Dr. Quentin Chiotti
Practice Lead, Climate Risk and
Resilience, Matrix Solutions Inc.
Proponents involved in planning public and
private sector infrastructure projects are increasingly
being asked to consider the impacts of warmer, wetter,
and wilder weather, projected with climate change. When
planning infrastructure to 2050, climate change must be
considered throughout all aspects of operations, maintenance, and management of legacy infrastructure assets,
and in the design and construction of new infrastructure.
A key starting point is to accept that historical climate
normal conditions (and in most cases even past extremes)
are not a reliable indicator of future climate conditions,
which could involve significant changes in chronic and
Moving forward, it is critical to incorporate climate
change considerations early and throughout the procurement process, such as in the initial business case, in
environmental impact assessments, and in the initial design and construction phase, as well as incorporating the
management of climate risks into operation and maintenance contracts. By extension, where you land on design
standards upon completion and commissioning will have

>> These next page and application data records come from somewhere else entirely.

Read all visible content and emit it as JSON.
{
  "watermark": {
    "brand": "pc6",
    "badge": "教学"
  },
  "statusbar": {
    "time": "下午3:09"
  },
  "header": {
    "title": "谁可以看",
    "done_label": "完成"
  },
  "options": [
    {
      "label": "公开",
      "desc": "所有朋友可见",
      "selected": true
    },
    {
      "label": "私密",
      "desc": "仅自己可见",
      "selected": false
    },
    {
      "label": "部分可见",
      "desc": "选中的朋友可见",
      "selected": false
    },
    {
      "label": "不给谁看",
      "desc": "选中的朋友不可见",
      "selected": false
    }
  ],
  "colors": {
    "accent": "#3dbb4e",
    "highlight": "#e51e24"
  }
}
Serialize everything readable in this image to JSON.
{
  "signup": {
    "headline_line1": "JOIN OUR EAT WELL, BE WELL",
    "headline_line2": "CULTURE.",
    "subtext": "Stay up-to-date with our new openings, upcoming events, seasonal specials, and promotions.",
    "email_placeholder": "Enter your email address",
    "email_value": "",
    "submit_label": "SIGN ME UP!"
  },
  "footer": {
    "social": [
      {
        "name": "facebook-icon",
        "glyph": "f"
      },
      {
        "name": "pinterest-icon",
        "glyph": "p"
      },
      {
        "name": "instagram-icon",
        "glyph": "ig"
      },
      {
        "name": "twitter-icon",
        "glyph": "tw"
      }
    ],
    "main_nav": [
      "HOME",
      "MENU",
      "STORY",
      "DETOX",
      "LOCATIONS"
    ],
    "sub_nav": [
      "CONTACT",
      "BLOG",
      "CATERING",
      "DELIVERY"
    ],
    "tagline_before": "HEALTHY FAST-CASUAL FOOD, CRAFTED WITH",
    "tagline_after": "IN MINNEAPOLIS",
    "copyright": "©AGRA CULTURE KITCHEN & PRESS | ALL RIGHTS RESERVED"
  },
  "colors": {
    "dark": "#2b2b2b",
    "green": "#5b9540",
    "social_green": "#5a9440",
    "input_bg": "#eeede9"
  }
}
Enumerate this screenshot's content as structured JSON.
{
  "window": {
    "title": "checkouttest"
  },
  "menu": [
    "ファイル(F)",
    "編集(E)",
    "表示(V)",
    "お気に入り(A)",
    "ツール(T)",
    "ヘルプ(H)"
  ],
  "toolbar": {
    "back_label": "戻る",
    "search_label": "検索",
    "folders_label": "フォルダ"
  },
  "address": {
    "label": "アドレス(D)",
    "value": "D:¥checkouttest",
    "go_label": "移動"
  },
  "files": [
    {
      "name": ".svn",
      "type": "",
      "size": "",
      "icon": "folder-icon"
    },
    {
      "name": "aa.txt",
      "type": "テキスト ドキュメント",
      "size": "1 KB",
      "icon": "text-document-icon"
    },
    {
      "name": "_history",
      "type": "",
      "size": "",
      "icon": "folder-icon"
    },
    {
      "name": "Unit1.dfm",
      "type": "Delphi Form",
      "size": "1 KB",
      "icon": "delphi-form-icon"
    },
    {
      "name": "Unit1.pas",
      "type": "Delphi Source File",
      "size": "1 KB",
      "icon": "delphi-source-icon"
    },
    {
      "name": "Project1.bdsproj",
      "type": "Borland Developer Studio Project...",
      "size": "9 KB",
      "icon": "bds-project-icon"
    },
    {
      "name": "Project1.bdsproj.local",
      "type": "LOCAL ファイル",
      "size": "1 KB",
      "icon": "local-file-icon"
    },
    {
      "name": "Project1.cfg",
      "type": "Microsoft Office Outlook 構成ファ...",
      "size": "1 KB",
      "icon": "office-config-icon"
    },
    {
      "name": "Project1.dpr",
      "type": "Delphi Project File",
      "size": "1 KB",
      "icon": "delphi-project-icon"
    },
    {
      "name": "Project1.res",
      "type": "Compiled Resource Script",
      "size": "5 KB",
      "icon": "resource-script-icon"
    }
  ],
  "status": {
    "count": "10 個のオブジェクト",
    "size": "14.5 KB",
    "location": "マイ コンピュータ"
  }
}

implications for the transfer of risk to those responsible
for operations, maintenance, asset management, emergency management, and business continuity planning.
Applying a climate change vulnerability and risk
assessment upon new infrastructure to a wide array of climate hazards is already a requirement for projects receiving Federal funding through Infrastructure Canada and
should be considered for all public and privately owned
A BIM rendering of
the Montréal Heart
Institute project, which
received a CanBIM